Rus­sian roulette on the Rynda

Our in­trepid cor­re­spon­dent ven­tures to Rus­sia, where he and his guide, Genna, en­joy some of the best sal­mon fish­ing in the world and in­dulge in ‘many vodka’

Country Life Every Week - - Reel Life -

ORE line. Mend up. Wait, wait, wait, wait, wait—hotspot. Now, strip­ping!’ Yes­ter­day morn­ing I was at my desk; this evening, I am run­ning a cone­head tube down the tail of the Home Pool, with Genna the Rus­sian guide at my el­bow. There is a sil­ver flare in the stream and I’m into my first ever Rynda sal­mon. ‘My friend, you are very lucky fisher,’ he de­clares. Well, just be­ing here is a stroke of good for­tune. Tide-bright, 10lb, weighed, tagged and re­leased. ‘And now,’ an­nounces Genna, ‘many vodka.’

One of the quintessen­tially wild, north­ern rivers that de­bouches into the Bar­ents Sea from the Kola penin­sula, the Rynda flows through pris­tine tun­dra—there are no roads in this neck of the woods, just rein­deer tracks and the odd dol­lop of bear scat to keep you on your toes. It’s de­li­ciously se­vere and lone­some ter­rain and some think it of­fers the finest salmonfish­ing ex­pe­ri­ence in the world.

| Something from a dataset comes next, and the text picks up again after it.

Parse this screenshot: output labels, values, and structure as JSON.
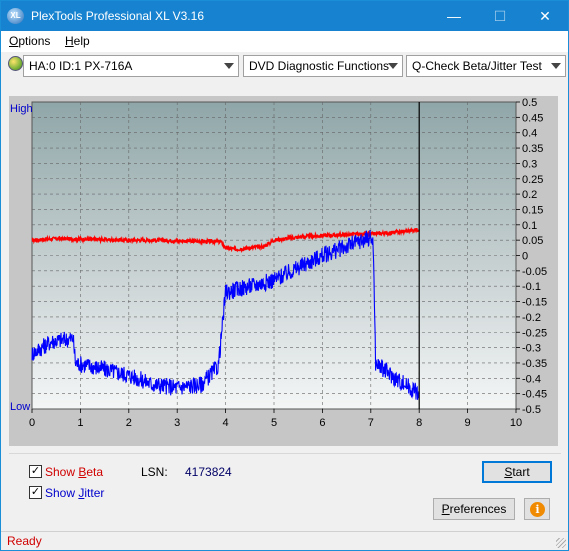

Ac­cess is via a pri­vate char­ter from Helsinki to Mur­mansk. The night be­fore we flew, massed an­glers des­tined for sev­eral Kola camps swirled and chat­ted in the ho­tel like char­ac­ters from Ge­orge Earl’s Vic­to­rian can­vas Go­ing North, King’s Cross Sta­tion. From Mur­mansk, you trans­fer by huge, jud­der­ing he­li­copter across jig­sawed wet­lands still daubed with snow, un­til the Rynda camp—sited in a craggy am­phithe­atre, where a mighty wa­ter­fall en­ters a lake—ma­te­ri­alises be­neath you.

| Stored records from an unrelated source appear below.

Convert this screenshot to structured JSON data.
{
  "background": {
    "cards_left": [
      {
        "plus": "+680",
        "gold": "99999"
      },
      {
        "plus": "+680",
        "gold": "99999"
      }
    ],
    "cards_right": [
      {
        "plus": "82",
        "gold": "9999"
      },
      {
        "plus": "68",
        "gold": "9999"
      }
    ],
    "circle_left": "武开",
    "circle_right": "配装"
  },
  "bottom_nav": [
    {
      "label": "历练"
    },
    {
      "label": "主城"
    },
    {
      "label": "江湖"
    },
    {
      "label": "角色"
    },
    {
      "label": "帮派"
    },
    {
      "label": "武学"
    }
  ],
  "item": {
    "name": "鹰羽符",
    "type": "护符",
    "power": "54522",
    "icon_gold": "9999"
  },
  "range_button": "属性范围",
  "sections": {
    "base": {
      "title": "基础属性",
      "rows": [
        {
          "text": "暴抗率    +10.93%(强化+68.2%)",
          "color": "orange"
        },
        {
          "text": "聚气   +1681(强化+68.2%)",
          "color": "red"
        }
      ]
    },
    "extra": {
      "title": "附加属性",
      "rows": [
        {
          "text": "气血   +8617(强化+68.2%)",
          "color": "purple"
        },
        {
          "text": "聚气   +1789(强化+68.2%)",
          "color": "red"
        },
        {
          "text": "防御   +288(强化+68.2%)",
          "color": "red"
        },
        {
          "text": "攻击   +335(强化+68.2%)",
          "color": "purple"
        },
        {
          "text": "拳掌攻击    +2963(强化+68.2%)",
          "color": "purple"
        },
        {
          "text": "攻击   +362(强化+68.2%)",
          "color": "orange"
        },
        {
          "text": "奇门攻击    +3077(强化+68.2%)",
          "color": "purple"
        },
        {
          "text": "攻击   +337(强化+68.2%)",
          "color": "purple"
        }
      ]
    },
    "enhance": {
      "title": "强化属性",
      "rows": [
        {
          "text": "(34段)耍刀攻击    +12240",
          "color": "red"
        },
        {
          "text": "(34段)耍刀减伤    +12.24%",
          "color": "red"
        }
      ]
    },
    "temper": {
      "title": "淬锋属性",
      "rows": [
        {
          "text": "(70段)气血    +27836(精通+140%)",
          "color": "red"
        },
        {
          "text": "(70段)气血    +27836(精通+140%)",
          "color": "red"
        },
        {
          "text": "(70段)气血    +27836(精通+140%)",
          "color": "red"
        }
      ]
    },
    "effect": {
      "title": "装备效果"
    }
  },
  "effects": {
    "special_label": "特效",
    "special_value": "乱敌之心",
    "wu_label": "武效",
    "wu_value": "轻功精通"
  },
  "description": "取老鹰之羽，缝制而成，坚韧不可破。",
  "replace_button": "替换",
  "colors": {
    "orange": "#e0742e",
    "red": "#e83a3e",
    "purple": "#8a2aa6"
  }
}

Cre­ated in 2003 by Bri­tish pi­o­neer Peter Power, the At­lantic Sal­mon Re­serve is a vast con­ser­va­tion area con­tain­ing three other prin­ci­pal rivers—the Kharlovka, the East­ern Litza and the lovely lit­tle Zolotaya. I was a guest of the present owner,

MVladimir Ry­balchenko, pres­i­dent of Far­low’s, the Pall Mall em­po­rium, and the first Rus­sian na­tional to be elected a mem­ber of our au­gust Fly Fish­ers’ Club. The camp is a model of ef­fi­ciency and com­fort. In­di­vid­ual cab­ins with proper en-suite plumb­ing, a laun­dry ser­vice, a res­i­dent doc­tor and at­ten­tive and de­light­ful staff—this would be spoil­ing on Spey­side but, here in the wilder­ness, it’s lit­tle short of a mir­a­cle.

I’m fond of find­ing fault, but, as I told my host one din­ner­time, the oper­a­tion seemed im­mac­u­late. ‘Be sure to let me know if you do think of some­thing,’ replied his in­ter­preter. Vladimir him­self is fish­ing some 25 weeks world­wide this year—fit­tingly, Ry­bal means fish­er­man in Ukrainian.

This was still early sea­son, so we tack­led up with stout gear. My Scot­tish part­ner, Ian Mitchell, and I opted for 15-foot­ers and largely stuck with float­ing lines, as the sur­face takes can be spec­tac­u­lar, even though, at about 8˚C, the wa­ter was still a bit chilly for the rif­fle­hitched fly. The Rynda isn’t quite the tro­phy-hunters’ des­ti­na­tion cer­tain other rivers have be­come (and the camp is per­haps all the more re­laxed for that) but a 30-pounder is al­ways a dis­tinct pos­si­bil­ity and the record sal­mon stands at 42lb.

Its 80-odd pools of­fer an im­pres­sive va­ri­ety, from gorgey runs to open flats, with lit­tle need for dis­tance cast­ing and the wad­ing is gen­er­ally man­age­able. You can ap­pre­ci­ate why

David Pro­fumo with the sal­mon he caught at Roy’s Bath

Two of the four rivers on Rus­sia’s At­lantic Sal­mon Re­serve

Newspapers in English

Newspapers from UK

© PressReader. All rights reserved.